Turns out that Abraham’s son is working for a very Wilson Fisk Lite, but after a stern talking to from his dad, the son decides to get out and give his daughter a better life. He storms down to confront his boss, but this ends in a shoot-out… and the accidental death of Abraham, who had followed his son.
It’s weird how when comics wanted to tackle drug dealing, they almost made it seem more extravagant than it really is. People in suits working under a very professional man at the top and his bodyguards. It all feels very well organized and nefarious. I’m pretty certain in real life it’s a lot more junkies-dealing-to-other-junkies. But that problem is harder to punch in the face, I guess.
More great art here, this time from Garcia Lopez! If nothing else, this run of books all had at least very good pencils.

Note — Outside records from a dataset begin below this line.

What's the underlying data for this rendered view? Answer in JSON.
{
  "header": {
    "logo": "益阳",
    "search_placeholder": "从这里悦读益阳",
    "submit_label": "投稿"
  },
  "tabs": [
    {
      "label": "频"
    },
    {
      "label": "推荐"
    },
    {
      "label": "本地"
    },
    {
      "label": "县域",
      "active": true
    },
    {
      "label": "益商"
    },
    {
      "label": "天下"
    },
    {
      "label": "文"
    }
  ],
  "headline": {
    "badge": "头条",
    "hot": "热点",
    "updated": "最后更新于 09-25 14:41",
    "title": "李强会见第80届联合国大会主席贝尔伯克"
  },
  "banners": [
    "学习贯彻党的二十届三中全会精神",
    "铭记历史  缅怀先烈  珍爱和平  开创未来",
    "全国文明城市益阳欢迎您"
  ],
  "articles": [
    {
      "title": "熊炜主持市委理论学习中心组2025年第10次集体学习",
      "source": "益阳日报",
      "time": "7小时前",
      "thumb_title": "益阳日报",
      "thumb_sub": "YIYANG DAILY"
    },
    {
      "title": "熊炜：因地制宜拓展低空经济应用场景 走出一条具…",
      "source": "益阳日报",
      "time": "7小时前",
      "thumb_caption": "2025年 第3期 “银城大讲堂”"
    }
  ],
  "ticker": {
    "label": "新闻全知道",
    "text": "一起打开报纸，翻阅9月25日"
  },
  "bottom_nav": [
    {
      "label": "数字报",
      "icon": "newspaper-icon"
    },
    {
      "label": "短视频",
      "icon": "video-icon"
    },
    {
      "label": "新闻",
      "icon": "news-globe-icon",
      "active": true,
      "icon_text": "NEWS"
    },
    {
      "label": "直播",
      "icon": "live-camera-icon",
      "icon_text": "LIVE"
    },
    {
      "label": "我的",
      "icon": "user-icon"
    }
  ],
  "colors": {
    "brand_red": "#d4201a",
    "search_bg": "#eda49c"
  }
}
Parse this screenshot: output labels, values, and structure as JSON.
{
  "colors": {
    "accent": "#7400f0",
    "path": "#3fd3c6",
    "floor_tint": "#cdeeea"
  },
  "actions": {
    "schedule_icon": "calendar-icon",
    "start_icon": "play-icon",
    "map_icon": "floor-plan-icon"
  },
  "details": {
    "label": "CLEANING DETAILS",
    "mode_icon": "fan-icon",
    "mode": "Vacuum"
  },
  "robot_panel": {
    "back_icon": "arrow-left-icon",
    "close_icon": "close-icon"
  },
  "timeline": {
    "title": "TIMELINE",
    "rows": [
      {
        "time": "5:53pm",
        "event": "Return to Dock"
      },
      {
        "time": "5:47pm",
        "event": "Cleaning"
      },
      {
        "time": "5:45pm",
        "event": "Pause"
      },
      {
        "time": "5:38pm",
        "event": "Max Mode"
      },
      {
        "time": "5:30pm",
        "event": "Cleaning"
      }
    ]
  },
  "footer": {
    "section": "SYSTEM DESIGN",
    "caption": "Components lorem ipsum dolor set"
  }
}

That was almost certainly the best pull I’ve made yet from this list. Nothing here was less than “perfectly good” (Adventure Comics #466), and we had two more great books in Sandman #17 and Nightwing #25.
Let’s check out where I’d rank the list so far in the here and now:
- Fantastic Four #60 / #489 (legacy numbering)
- Sandman #17
- Amazing Spider-Man #248
- Astro City #1
- Nightwing #25
- Hitman #22
- Uncanny X-Men #268
- Planetary: Night On Earth
- Animal Man #16
- Batman B&W #4
- Robin #46
- Preacher Special: Cassidy – Blood & Whiskey
- Gotham Knights #8
- Web of Spider-Man #1
- Preacher #50
- Exiles #16
- Ghost Rider #68
- New Teen Titans #20
- Adventure Comics #466
- Justice League Annual #1
- Legion of Superheroes #3
- Batman Adventures Annual #1
- Preacher: Tall In The Saddle
- Adventures of Superman #474
- Legion of Superheroes Annual #1
- Batman: Devil’s Asylum
- Conan The Barbarian #100
- Alias #3
- Tales of the New Teen Titans: Cyborg
- Fantastic Four #3 / #432
- Punisher #10
- Legion of Superheroes #296
- American Century #9
- Demo #3
- Semper Fi #1
We still have 65 to go! Just how long will Fantastic Four #489 (originally #87!) hold the crown for me? What will be the book that knocks it from the top? Could it be something from the 65-61 stretch?
Until next time… take care!